Kant says he hates rhetoric, but he loves education and was looking for a way to teach without coersing. So remember how Kant called rhetoric a “beautiful illusion”? Stroud argues that what Kant is objecting to is what Kant else where calls the “aim of win[ning] minds over to the advantage of the speaker before they can judge and to rob them of their freedom” (5:327). In this senese, Stroud says that Kant isn’t anti-rhetoric, but anti-bad rhetoric. The word rhetoric had been so pejorativized by Kant’s time that it came to be synonymous with manipulation and in opposition to individual consideration. So earlier, when we said that Kant was all about the freedom to think without the contraints of tradition? This is that same concern. As Stroud puts it, “What Kant is objecting to is the fact that such rhetorical deception moves people without their choosing the maxims of action, or without an accurate knowledge of what principle they are acting.”

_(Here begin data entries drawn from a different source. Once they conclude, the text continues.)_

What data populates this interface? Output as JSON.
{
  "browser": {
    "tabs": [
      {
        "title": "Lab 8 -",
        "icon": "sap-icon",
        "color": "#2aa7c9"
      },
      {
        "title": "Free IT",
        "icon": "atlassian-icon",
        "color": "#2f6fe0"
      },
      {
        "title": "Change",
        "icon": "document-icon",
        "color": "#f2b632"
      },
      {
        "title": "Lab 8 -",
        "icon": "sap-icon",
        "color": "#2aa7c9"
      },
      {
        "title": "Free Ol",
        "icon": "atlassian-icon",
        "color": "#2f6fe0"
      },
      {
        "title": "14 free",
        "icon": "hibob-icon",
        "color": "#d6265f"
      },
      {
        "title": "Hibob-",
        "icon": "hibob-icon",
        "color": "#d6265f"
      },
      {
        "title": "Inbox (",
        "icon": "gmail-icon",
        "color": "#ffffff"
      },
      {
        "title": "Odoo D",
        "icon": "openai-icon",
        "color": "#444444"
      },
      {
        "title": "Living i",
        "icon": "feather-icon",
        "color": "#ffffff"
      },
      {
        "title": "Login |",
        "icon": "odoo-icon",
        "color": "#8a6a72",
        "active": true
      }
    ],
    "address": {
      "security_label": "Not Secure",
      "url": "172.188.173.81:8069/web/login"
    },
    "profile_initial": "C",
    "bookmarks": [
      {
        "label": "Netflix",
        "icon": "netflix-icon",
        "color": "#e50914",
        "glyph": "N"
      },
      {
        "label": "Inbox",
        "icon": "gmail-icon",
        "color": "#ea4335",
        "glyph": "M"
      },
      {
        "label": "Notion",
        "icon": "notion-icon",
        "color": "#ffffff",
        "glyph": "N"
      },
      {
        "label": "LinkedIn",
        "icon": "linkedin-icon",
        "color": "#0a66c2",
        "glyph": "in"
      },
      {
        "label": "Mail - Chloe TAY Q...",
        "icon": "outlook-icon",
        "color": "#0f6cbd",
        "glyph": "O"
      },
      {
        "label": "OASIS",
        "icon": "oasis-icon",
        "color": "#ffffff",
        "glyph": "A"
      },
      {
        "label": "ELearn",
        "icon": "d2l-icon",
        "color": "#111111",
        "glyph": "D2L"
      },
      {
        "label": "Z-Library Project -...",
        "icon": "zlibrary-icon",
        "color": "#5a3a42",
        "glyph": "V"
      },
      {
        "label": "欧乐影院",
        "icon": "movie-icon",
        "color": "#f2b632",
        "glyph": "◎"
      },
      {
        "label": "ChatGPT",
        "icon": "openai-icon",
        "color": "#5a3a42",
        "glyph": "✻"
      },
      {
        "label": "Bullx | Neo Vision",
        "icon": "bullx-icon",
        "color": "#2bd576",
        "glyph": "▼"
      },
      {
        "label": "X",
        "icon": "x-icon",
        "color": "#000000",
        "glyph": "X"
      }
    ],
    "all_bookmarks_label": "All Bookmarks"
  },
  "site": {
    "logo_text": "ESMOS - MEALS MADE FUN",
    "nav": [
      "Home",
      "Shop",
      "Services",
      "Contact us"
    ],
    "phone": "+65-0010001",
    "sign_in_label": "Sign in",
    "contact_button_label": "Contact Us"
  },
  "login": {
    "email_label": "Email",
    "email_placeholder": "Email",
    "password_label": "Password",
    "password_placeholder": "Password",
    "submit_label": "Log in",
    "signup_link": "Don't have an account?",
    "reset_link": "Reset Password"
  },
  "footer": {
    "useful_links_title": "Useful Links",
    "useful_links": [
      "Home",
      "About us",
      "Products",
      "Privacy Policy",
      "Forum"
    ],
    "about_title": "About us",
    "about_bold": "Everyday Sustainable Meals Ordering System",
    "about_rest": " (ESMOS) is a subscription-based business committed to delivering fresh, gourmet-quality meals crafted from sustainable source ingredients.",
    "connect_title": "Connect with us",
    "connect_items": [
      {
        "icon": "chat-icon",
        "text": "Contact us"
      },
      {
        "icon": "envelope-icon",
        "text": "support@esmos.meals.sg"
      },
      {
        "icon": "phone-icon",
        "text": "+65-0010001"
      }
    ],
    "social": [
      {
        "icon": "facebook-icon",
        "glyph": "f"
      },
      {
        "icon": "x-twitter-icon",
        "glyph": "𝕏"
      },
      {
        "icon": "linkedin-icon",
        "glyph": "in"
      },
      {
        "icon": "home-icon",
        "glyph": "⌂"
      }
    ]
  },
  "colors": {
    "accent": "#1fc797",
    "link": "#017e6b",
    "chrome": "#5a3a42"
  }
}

Using illustriative examples, though, can enable the student (or the audience member) to think for themselves. Again, from Stroud, “Kant did not fear the skillful orator. He feared the skillful and non-moralized orator. Examples employed by a cultivated rhetor (a teacher, a preacher, etc.) are engaging because they partake in the lively form of narrative and they readily make themselves available for moral judgment.” Through the educational example, Stroud rehabilitates Kantian opposition to rhetoric. “The way examples operate in Kant's educative rhetoric is by evoking the experience of transitioning from the prudential stage to the moral stage of development in the subject's interaction with the example at hand.” Whether young students or adult audience members, these subjects can be taught without being coersed.
So maybe Kant isn’t truly a villain of rhetoric, but a victim of other villains who made rhetoric such a dirty word that he couldn’t imagine a rhetoric that could be moral and individually affirming. A rhetoric that could be called a Kantian rhetoric.